Speaker: Yisong Yue
Carnegie Mellon University
Title: Optimizing Recommender Systems as a Submodular Bandits Problem
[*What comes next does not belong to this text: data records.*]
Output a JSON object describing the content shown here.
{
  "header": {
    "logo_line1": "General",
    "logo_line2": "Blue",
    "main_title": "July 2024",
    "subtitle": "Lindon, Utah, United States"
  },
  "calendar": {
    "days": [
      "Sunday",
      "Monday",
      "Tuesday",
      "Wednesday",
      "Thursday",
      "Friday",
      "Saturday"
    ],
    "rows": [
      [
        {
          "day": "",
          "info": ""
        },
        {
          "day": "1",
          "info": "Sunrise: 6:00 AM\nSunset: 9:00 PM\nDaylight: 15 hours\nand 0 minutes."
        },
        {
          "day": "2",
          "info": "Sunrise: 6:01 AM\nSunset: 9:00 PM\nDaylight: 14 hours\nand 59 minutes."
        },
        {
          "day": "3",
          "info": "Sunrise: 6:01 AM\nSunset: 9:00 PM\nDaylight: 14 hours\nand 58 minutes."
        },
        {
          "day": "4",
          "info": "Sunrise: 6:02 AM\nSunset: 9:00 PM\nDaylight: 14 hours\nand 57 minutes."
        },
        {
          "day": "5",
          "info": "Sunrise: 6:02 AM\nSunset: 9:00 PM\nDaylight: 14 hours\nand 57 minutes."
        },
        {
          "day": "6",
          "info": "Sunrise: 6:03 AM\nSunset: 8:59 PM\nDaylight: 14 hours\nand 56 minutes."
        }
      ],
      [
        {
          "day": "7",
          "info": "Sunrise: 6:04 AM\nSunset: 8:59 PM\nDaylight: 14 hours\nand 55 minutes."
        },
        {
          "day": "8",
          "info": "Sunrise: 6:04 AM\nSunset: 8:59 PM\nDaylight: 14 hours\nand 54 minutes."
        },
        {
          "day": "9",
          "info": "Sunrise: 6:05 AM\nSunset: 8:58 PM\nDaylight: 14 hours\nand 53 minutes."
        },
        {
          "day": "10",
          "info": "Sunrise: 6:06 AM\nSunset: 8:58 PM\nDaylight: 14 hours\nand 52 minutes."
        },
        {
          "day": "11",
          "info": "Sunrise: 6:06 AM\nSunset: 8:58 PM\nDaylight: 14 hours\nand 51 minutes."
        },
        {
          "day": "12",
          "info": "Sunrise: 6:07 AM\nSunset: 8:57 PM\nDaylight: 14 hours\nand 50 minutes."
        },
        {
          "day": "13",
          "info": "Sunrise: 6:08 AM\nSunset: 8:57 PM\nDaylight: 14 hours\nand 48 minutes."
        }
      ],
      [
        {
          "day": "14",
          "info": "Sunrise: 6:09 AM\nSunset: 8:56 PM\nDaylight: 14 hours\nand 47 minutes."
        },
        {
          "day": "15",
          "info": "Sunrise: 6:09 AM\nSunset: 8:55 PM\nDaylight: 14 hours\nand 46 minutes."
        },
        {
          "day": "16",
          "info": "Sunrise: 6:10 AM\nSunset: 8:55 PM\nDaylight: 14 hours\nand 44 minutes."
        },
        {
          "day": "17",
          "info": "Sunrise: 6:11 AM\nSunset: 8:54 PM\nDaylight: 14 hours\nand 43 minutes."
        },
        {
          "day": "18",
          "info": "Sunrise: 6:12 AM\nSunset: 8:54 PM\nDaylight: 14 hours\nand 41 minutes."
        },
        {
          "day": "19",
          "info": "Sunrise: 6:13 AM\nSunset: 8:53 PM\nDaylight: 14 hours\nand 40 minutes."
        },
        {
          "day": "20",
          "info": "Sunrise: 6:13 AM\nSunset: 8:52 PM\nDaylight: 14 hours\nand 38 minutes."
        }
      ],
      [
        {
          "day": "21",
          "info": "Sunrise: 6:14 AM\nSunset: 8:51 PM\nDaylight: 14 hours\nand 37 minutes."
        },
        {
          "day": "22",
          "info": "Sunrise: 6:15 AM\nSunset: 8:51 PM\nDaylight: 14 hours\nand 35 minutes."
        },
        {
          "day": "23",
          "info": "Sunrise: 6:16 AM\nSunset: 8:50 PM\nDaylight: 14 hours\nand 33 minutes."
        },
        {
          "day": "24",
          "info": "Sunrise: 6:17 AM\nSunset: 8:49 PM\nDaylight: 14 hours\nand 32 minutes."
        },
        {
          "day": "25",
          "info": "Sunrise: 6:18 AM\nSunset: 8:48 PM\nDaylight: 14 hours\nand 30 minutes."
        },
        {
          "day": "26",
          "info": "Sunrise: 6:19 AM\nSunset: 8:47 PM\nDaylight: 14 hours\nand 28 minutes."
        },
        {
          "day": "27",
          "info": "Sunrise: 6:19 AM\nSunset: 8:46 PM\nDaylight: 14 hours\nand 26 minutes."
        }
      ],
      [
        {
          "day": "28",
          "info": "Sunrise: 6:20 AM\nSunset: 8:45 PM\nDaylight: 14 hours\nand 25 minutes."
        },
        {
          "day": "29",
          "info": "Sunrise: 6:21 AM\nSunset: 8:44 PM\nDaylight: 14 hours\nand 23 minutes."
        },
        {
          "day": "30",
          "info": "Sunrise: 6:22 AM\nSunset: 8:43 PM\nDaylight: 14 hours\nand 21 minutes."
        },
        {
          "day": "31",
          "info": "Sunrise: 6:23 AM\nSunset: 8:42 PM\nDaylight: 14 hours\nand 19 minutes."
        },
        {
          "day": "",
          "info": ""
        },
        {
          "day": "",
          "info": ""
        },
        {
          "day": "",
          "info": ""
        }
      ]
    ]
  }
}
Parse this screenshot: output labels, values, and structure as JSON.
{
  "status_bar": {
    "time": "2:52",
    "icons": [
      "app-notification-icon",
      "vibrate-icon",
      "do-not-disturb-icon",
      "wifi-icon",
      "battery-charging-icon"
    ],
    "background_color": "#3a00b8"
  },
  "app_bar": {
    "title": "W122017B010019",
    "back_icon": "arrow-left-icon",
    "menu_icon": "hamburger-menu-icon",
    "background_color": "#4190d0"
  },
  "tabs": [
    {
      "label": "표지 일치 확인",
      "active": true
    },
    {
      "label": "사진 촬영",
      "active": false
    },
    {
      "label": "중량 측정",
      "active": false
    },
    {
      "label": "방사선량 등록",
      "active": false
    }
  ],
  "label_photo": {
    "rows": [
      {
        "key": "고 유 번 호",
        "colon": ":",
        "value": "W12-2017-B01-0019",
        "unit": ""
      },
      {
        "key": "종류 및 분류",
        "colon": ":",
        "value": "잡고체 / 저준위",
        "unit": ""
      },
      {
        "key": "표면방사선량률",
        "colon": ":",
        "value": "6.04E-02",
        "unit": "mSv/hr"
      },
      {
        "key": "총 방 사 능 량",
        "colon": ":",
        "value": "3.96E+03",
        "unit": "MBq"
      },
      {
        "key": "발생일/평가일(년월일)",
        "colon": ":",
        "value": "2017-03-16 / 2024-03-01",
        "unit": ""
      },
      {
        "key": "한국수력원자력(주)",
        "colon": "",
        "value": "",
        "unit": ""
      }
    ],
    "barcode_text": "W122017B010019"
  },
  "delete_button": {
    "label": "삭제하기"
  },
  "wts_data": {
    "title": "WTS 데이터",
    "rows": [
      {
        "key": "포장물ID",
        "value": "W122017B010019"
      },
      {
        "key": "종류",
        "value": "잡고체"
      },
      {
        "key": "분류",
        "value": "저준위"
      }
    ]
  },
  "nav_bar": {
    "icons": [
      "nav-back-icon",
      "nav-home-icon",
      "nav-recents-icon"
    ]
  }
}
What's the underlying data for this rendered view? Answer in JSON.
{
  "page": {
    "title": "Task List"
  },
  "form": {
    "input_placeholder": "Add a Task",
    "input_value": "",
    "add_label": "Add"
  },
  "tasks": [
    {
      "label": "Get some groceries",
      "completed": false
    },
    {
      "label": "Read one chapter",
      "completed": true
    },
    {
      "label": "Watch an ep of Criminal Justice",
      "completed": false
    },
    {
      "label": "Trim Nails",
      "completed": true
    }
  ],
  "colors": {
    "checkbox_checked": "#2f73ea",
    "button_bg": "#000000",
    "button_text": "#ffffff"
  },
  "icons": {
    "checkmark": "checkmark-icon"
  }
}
User feedback has become an invaluable source of training data for optimizing recommender systems in a rapidly expanding range of domains, most notably content recommendation (e.g., news, movies, ads). When designing recommender systems that adapt to user feedback, two important challenges arise. First, the system should recommend optimally diversii- ed content that maximizes coverage of the information the user i- nds interesting (to maximize positive feedback). Second, the system should make appropriate exploratory recommendations in order to learn a reliable model from feedback. In this talk, I will describe the Linear Submodular Bandits Problem, which is a framework for jointly modeling the utility of a set of recommendations (so as to encourage diversity), as well as the exploration/exploitation trade-off that arises when learning from user feedback. In particular, the utility of a set of recommendations is modeled as a parameterized submodular function, which naturally encodes a notion of diminishing returns that encourages diversity. For this setting, I will also present an online learning algorithm that can efficiently converge to a near-optimal model.
As with any bandit learning problem, the inefficiency (or regret) of a recommendation algorithm is due primarily to the cost of exploration (i.e., making exploratory recommendations due to not knowing the user's preferences a priori). One way to reduce the cost of exploration is by leveraging prior knowledge. Intuitively, most users bear some similarity to "stereotypical users" that can be represented in a low-dimensional, or coarse, feature space. I will show how to construct a coarse-to-fine hierarchy of feature spaces from the preference profiles of existing users, and also how to conduct bandit learning using this feature hierarchy to drastically reduce the amount of exploration required.
I will present a live user study, where these approaches were applied to the setting of personalized news recommendation. Our results demonstrate improved performance against approaches that do not directly model diversification, do not employ exploration, or do not incorporate prior knowledge to reduce the amount of exploration required.
This is joint work with Carlos Guestrin and Sue Ann Hong.